Now, this might seem a bit out of the ordinary, but letting go of happiness seems to be an integral part and parcel of being a full-grown adult. This includes refraining from the compulsive need to be impossibly happy all the time (typically how social media portrays life to be) and, sometimes, trading it off by allowing all the gloomy emotions to sink in. Living on the brink of harsh reality can inevitably put you up for a whole lot of disappointment, failure, loss and a mountain of other situations that none of us would want to be in. Despite how much we want to, it’s practically impossible to stay happy 24/7 especially in the face of adversity. Growing up basically means accepting the fact that there will be these catastrophic moments in life that unjustifiably storms in. That doesn’t mean we aren’t allowed to cherish the happiness that will come eventually. It’s just a matter of building enough grit and strength within us to hike through the wobbly sign of the times upon adulting.

“She understood that the hardest times in life to go through were when you were transitioning from one version of yourself to another.” – Sarah Addison Allen

But if there’s one thing you should never let go of? Yourself. The intangible essence that makes you the living, breathing soul that you embody right now. Your kindness, your dreams and every little experience that has shaped you into the grown-but-still-growing adult that you have become and will be. Learning to let go of certain things in life is a continual lesson that all of us will have to go through, but the underlying wrenching pain of it all always leads to a priceless sense of the inner peace and mindfulness; the prerequisite to living this minuscule moment of time we possess to the fullest.

Here’s to all my fellow adults striving with the entire adulting gimmick: Love, be grateful, and bravely let go. x

You can find out more about the author on Instagram.

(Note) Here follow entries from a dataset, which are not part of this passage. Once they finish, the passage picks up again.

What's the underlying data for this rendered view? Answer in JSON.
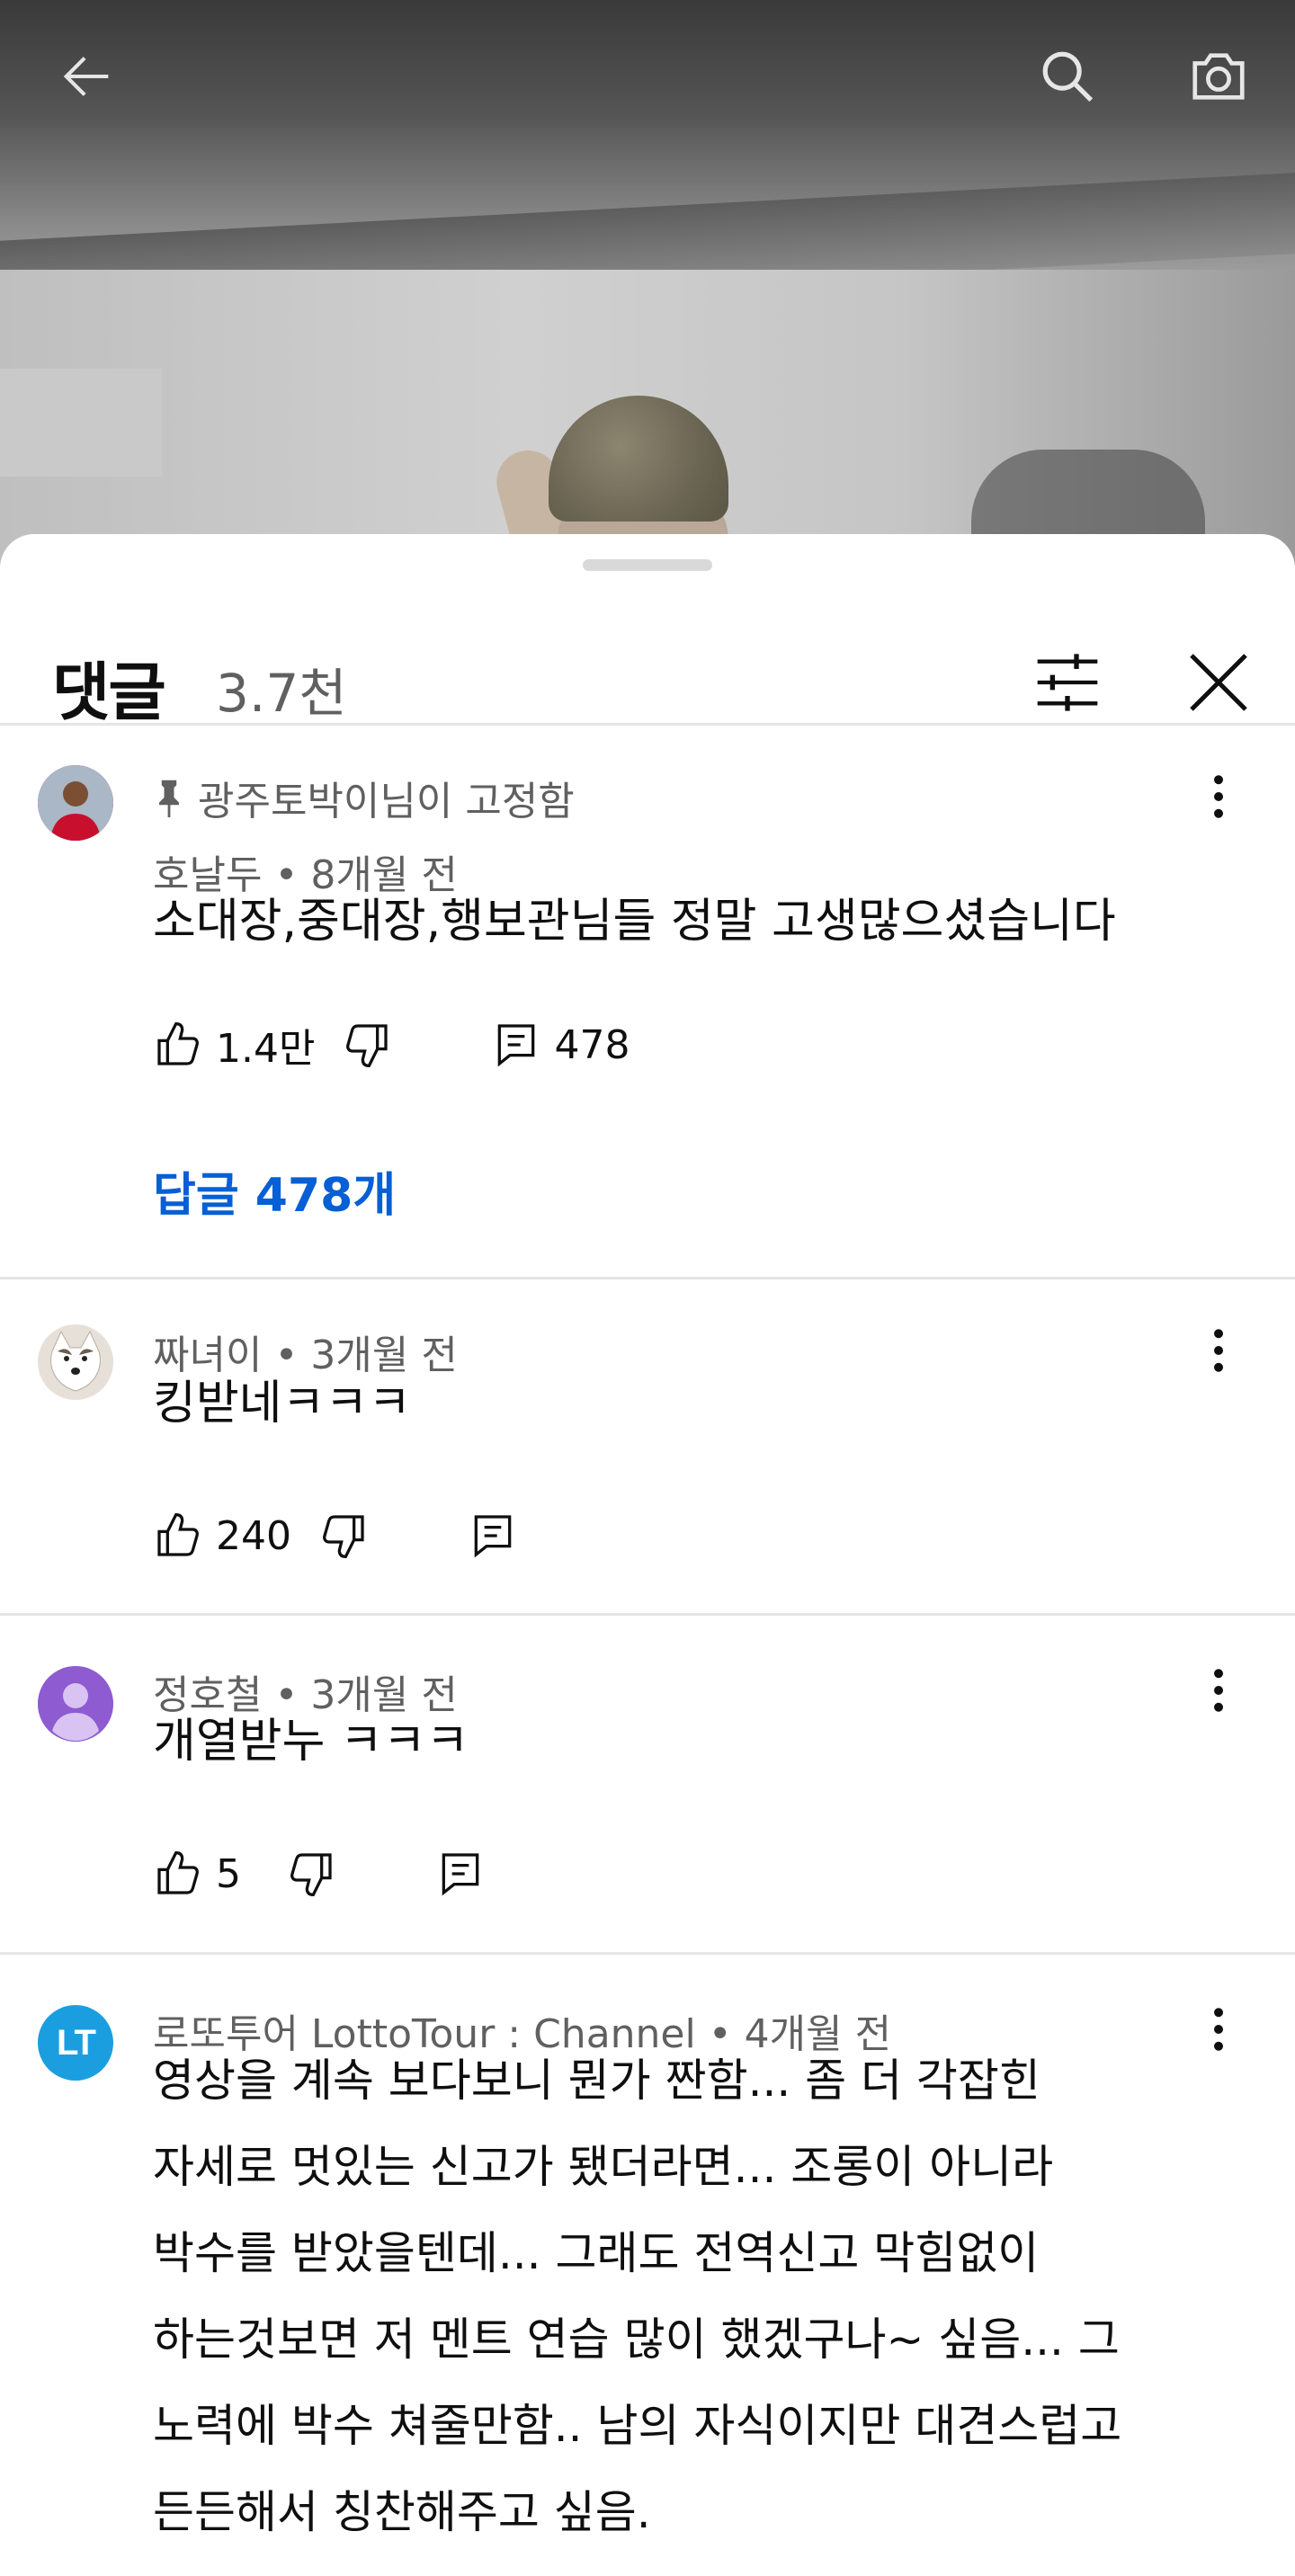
{
  "video": {
    "back_icon": "arrow-left-icon",
    "search_icon": "search-icon",
    "camera_icon": "camera-icon"
  },
  "sheet": {
    "title": "댓글",
    "count": "3.7천",
    "sort_icon": "sliders-icon",
    "close_icon": "close-icon"
  },
  "comments": [
    {
      "pinned_label": "광주토박이님이 고정함",
      "author": "호날두",
      "time": "8개월 전",
      "text": "소대장,중대장,행보관님들 정말 고생많으셨습니다",
      "likes": "1.4만",
      "reply_count": "478",
      "replies_link": "답글 478개",
      "avatar_color": "#c8102e"
    },
    {
      "author": "짜녀이",
      "time": "3개월 전",
      "text": "킹받네ㅋㅋㅋ",
      "likes": "240",
      "avatar_color": "#cfc6b8"
    },
    {
      "author": "정호철",
      "time": "3개월 전",
      "text": "개열받누 ㅋㅋㅋ",
      "likes": "5",
      "avatar_color": "#8e5bd1"
    },
    {
      "author": "로또투어 LottoTour : Channel",
      "time": "4개월 전",
      "text_lines": [
        "영상을 계속 보다보니 뭔가 짠함... 좀 더 각잡힌",
        "자세로 멋있는 신고가 됐더라면... 조롱이 아니라",
        "박수를 받았을텐데... 그래도 전역신고 막힘없이",
        "하는것보면 저 멘트 연습 많이 했겠구나~ 싶음... 그",
        "노력에 박수 쳐줄만함.. 남의 자식이지만 대견스럽고",
        "든든해서 칭찬해주고 싶음."
      ],
      "avatar_text": "LT",
      "avatar_color": "#1a9ee0"
    }
  ],
  "separator": " • "
}
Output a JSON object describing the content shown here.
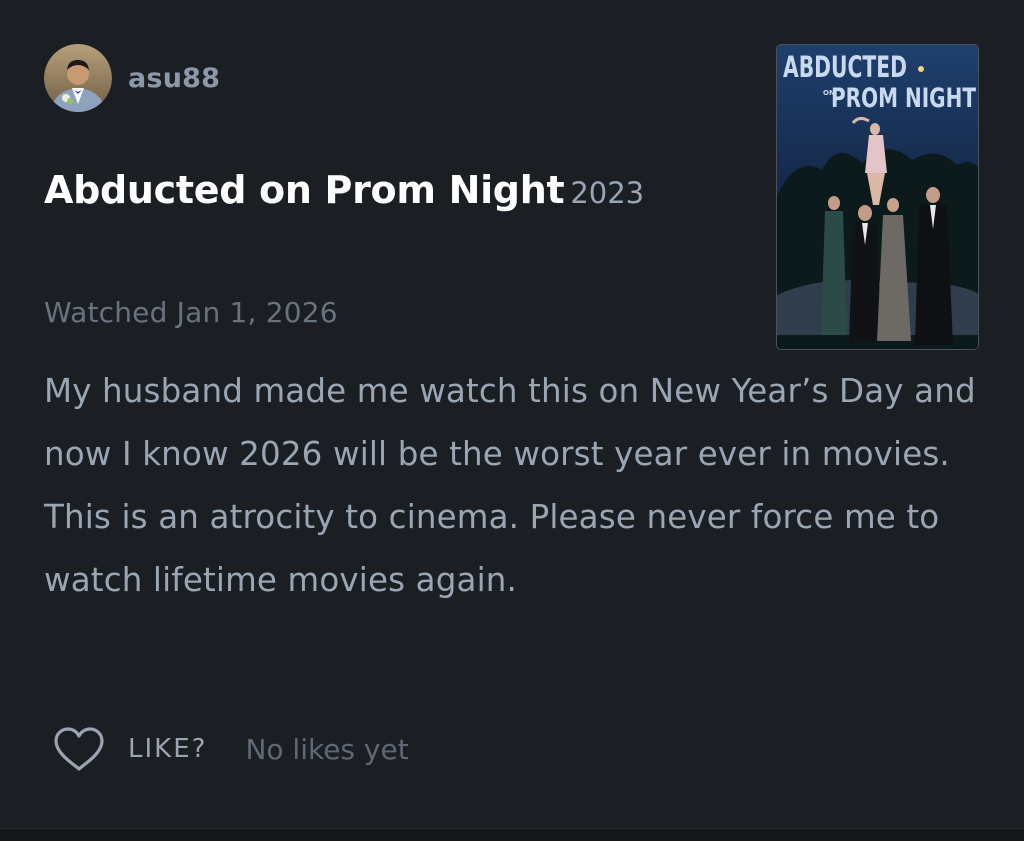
{
  "review": {
    "author": {
      "username": "asu88",
      "avatar_icon": "user-avatar-photo"
    },
    "film": {
      "title": "Abducted on Prom Night",
      "year": "2023",
      "poster": {
        "title_line1": "ABDUCTED",
        "title_small": "ON",
        "title_line2": "PROM NIGHT"
      }
    },
    "watched_label": "Watched Jan 1, 2026",
    "body": "My husband made me watch this on New Year’s Day and now I know 2026 will be the worst year ever in movies. This is an atrocity to cinema. Please never force me to watch lifetime movies again.",
    "actions": {
      "like_icon": "heart-outline-icon",
      "like_label": "LIKE?",
      "likes_text": "No likes yet"
    }
  },
  "colors": {
    "background": "#1b1e23",
    "title": "#ffffff",
    "body_text": "#9ba6b5",
    "muted": "#69737f"
  }
}
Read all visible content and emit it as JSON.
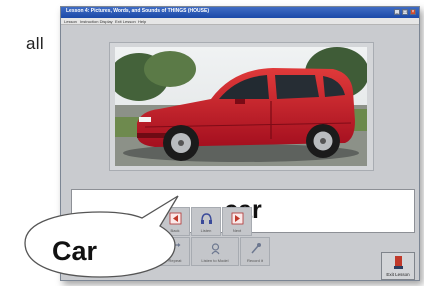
{
  "background": {
    "text": "all"
  },
  "window": {
    "title": "Lesson 4: Pictures, Words, and Sounds of THINGS (HOUSE)",
    "controls": [
      "_",
      "□",
      "×"
    ],
    "menu": [
      "Lesson",
      "Instruction Display",
      "Exit Lesson",
      "Help"
    ]
  },
  "picture": {
    "subject": "red hatchback car",
    "icon": "car-photo"
  },
  "word": "car",
  "toolbar": [
    {
      "label": "Back",
      "icon": "back-arrow-icon",
      "color": "#c0392b"
    },
    {
      "label": "Listen",
      "icon": "headphones-icon",
      "color": "#3a4a9a"
    },
    {
      "label": "Next",
      "icon": "next-arrow-icon",
      "color": "#c0392b"
    },
    {
      "label": "Repeat",
      "icon": "repeat-icon",
      "color": "#6d7890"
    },
    {
      "label": "Listen to Model",
      "icon": "model-icon",
      "color": "#6d7890"
    },
    {
      "label": "Record it",
      "icon": "microphone-icon",
      "color": "#6d7890"
    }
  ],
  "exit": {
    "label": "Exit Lesson",
    "icon": "exit-door-icon",
    "color": "#c0392b"
  },
  "callout": {
    "text": "Car"
  },
  "colors": {
    "title_bar": "#1b49a8",
    "window_bg": "#c9cbcf",
    "car_red": "#c8102e"
  }
}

  • Facebook - White Circle
  • Instagram - White Circle
Copyright © 2007-2021 Nuffnang Sdn. Bhd. (762669-K) Kuala Lumpur, Malaysia